http://localhost:8080/emulator/v1/projects/<database_name>:ruleCoverage.html
 

Realtime Database

http://localhost:9000/.inspect/coverage?ns=<database_name>
 

This breaks your rules into expressions and subexpressions that you can mouseover for more information, including number of evaluations and values returned. For the raw JSON version of this data, include the following URL in your query:

Cloud Firestore

http://localhost:8080/emulator/v1/projects/<database_name>:ruleCoverage
 

Realtime Database

http://localhost:9000/.inspect/coverage.json?ns=<database_name>
 

Debugging example rules

To easily generate a test report, use the emulator quickstarts available on GitHub for Cloud Firestore and Realtime Database. These quickstarts guide you through properly installing and initializing the emulators, then generating sample tests from an example set of rules.

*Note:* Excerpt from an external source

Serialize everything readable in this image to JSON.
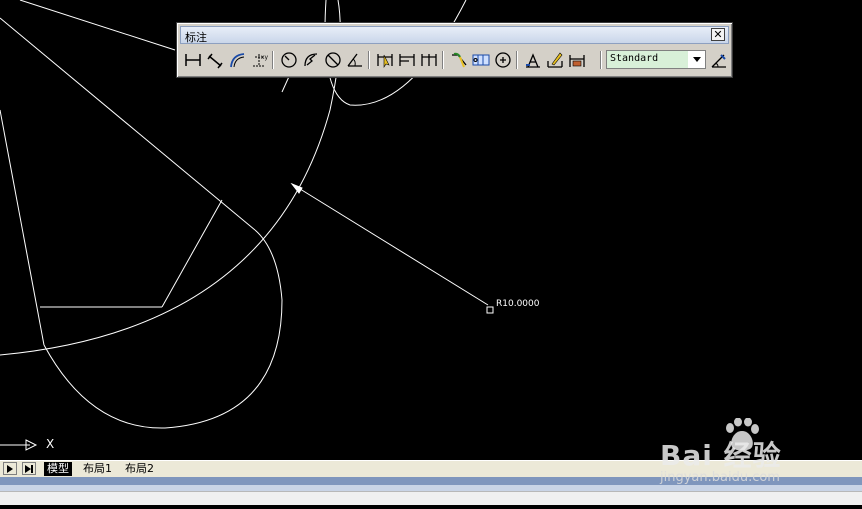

Consider an example app using Cloud Firestore that counts how many times users click a button. The app employs the following rules:

Cloud Firestore

 service cloud.firestore {
   match /databases/{database}/documents {
     match /counters/{counter} {
       allow read;
       allow write: if request.resource.data.value == resource.data.value +1;
     }
   }
 }
 

To debug the errors in the rules shown above, use the following sample JavaScript test:

const counter0 = db.collection("counters").doc("0");
await firebase.assertSucceeds(counter0.set({value: 0}));

The emulator generates a report available at the URL noted above:

http://localhost:8080/emulator/v1/projects/<database_name>:ruleCoverage.html

The report shows the following undefined and null-value errors:

The problem with this specific example is that the rules don't differentiate between creating the document and updating the document. Consequently, the write isn't allowed if the document doesn't exist, and the document can't be created because it doesn't exist. Differentiating the "write" into two more specific operations — "create" and "update" — solves the problem.

Cloud Firestore

 service cloud.firestore {
   match /databases/{database}/documents {
     match /counters/{counter} {
       allow read;
       allow create: if request.resource.data.value == 0;
       allow update: if request.resource.data.value == resource.data.value +1;
     }
   }
 }
 

The generated report shows how frequently each rule was used and what was returned.